_Your assignment_
All of the data below is to be written out again exactly.

_Dataset entries_
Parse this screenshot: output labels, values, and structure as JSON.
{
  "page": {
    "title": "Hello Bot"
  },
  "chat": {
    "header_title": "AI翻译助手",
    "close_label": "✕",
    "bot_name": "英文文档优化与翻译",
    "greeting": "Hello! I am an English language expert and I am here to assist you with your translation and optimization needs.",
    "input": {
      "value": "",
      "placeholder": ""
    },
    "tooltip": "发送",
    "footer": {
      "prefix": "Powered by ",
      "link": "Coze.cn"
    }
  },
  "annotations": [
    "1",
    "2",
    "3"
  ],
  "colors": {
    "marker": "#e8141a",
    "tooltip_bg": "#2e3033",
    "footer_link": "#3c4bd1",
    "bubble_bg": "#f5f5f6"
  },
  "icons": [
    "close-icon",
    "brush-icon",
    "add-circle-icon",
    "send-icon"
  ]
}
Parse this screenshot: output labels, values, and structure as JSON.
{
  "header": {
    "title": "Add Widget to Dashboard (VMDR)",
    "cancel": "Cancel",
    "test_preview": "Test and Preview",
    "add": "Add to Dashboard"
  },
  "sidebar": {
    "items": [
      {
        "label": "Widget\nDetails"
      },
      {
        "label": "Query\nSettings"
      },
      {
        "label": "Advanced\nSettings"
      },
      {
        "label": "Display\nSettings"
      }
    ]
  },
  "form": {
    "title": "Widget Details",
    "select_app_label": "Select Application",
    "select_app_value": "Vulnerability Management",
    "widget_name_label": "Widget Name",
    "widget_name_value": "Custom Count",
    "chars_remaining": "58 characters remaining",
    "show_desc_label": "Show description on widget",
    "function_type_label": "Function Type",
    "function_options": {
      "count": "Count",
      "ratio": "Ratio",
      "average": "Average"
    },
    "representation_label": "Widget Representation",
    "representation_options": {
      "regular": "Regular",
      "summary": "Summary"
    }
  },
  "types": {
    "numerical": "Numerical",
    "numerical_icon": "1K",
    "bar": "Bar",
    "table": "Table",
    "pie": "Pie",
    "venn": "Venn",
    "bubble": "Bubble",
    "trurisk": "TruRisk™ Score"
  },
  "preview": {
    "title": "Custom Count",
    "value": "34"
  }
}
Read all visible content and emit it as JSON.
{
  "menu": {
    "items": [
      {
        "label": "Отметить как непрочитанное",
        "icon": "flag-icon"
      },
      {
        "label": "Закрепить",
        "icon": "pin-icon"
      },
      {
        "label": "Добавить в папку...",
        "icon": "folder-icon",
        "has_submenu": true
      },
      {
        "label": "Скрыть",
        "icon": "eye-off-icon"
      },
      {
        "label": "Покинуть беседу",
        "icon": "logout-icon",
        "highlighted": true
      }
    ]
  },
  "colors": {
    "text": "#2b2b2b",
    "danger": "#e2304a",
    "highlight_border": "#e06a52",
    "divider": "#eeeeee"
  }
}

_Reply to the task_
Parse this screenshot: output labels, values, and structure as JSON.
{
  "page": {
    "title": "Hello Bot"
  },
  "chat": {
    "header_title": "AI翻译助手",
    "close_label": "✕",
    "bot_name": "英文文档优化与翻译",
    "greeting": "Hello! I am an English language expert and I am here to assist you with your translation and optimization needs.",
    "input": {
      "value": "",
      "placeholder": ""
    },
    "tooltip": "发送",
    "footer": {
      "prefix": "Powered by ",
      "link": "Coze.cn"
    }
  },
  "annotations": [
    "1",
    "2",
    "3"
  ],
  "colors": {
    "marker": "#e8141a",
    "tooltip_bg": "#2e3033",
    "footer_link": "#3c4bd1",
    "bubble_bg": "#f5f5f6"
  },
  "icons": [
    "close-icon",
    "brush-icon",
    "add-circle-icon",
    "send-icon"
  ]
}
Parse this screenshot: output labels, values, and structure as JSON.
{
  "header": {
    "title": "Add Widget to Dashboard (VMDR)",
    "cancel": "Cancel",
    "test_preview": "Test and Preview",
    "add": "Add to Dashboard"
  },
  "sidebar": {
    "items": [
      {
        "label": "Widget\nDetails"
      },
      {
        "label": "Query\nSettings"
      },
      {
        "label": "Advanced\nSettings"
      },
      {
        "label": "Display\nSettings"
      }
    ]
  },
  "form": {
    "title": "Widget Details",
    "select_app_label": "Select Application",
    "select_app_value": "Vulnerability Management",
    "widget_name_label": "Widget Name",
    "widget_name_value": "Custom Count",
    "chars_remaining": "58 characters remaining",
    "show_desc_label": "Show description on widget",
    "function_type_label": "Function Type",
    "function_options": {
      "count": "Count",
      "ratio": "Ratio",
      "average": "Average"
    },
    "representation_label": "Widget Representation",
    "representation_options": {
      "regular": "Regular",
      "summary": "Summary"
    }
  },
  "types": {
    "numerical": "Numerical",
    "numerical_icon": "1K",
    "bar": "Bar",
    "table": "Table",
    "pie": "Pie",
    "venn": "Venn",
    "bubble": "Bubble",
    "trurisk": "TruRisk™ Score"
  },
  "preview": {
    "title": "Custom Count",
    "value": "34"
  }
}
Read all visible content and emit it as JSON.
{
  "menu": {
    "items": [
      {
        "label": "Отметить как непрочитанное",
        "icon": "flag-icon"
      },
      {
        "label": "Закрепить",
        "icon": "pin-icon"
      },
      {
        "label": "Добавить в папку...",
        "icon": "folder-icon",
        "has_submenu": true
      },
      {
        "label": "Скрыть",
        "icon": "eye-off-icon"
      },
      {
        "label": "Покинуть беседу",
        "icon": "logout-icon",
        "highlighted": true
      }
    ]
  },
  "colors": {
    "text": "#2b2b2b",
    "danger": "#e2304a",
    "highlight_border": "#e06a52",
    "divider": "#eeeeee"
  }
}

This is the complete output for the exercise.